## ACTIVITY:
Consider the records below. How many of their lines include the word "value"? State the number and nothing else.

-- DATA LISTING follows --

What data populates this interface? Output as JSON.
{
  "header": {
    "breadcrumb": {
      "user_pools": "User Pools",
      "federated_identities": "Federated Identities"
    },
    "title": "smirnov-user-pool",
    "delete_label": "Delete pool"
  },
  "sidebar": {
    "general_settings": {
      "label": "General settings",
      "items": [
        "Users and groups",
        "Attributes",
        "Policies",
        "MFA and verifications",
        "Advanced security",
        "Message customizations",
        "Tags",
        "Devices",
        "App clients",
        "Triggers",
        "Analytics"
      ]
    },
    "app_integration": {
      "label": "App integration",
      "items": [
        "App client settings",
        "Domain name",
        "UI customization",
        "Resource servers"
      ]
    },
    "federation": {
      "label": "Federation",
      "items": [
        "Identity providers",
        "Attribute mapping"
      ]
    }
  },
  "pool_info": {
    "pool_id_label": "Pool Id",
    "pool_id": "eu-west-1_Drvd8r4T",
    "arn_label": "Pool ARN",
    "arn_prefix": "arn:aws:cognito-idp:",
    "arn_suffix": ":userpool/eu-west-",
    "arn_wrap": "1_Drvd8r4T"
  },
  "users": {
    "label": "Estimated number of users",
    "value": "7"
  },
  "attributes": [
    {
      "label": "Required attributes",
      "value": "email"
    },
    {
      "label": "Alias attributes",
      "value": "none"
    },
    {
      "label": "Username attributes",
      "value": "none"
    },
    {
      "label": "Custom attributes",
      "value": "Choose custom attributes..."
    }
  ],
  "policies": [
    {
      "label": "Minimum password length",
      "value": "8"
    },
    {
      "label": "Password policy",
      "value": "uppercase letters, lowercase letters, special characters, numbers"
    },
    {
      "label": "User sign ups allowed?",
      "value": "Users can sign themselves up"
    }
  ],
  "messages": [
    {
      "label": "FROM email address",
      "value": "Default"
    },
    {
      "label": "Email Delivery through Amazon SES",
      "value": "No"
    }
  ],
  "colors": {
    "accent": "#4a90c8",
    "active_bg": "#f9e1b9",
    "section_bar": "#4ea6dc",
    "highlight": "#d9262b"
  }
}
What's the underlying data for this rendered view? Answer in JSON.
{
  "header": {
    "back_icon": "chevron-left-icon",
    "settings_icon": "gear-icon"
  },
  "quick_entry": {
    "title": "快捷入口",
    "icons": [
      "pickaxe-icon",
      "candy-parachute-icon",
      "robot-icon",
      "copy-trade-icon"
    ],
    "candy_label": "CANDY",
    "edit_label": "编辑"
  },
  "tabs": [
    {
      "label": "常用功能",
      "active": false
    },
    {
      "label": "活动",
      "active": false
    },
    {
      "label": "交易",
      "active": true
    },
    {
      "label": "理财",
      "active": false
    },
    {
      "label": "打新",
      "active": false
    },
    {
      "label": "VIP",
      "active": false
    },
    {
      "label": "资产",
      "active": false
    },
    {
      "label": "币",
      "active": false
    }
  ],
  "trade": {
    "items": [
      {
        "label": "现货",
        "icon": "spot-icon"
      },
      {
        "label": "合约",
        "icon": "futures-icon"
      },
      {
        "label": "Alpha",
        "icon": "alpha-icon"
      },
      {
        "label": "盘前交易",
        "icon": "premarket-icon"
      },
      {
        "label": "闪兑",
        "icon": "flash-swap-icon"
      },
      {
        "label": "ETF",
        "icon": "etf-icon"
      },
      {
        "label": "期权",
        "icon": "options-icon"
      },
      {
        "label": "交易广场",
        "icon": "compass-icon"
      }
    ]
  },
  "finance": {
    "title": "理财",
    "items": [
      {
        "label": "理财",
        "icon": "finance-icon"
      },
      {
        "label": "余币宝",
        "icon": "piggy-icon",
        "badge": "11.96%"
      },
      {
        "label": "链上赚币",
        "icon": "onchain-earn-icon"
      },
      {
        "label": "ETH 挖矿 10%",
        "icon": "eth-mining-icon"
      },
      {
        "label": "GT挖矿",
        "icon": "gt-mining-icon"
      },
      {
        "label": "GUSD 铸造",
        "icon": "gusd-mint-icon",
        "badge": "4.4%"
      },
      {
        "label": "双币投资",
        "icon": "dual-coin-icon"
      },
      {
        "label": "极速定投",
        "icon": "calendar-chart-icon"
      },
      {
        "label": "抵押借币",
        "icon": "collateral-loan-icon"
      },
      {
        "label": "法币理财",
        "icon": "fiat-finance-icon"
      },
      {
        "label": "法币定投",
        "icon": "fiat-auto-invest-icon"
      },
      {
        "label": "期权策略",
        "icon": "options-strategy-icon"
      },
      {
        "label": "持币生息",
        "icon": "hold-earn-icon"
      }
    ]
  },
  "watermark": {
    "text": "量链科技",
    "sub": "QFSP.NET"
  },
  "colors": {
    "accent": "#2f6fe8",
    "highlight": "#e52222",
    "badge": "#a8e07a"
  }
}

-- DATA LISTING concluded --

## RESPONSE FOR THIS EXERCISE:
10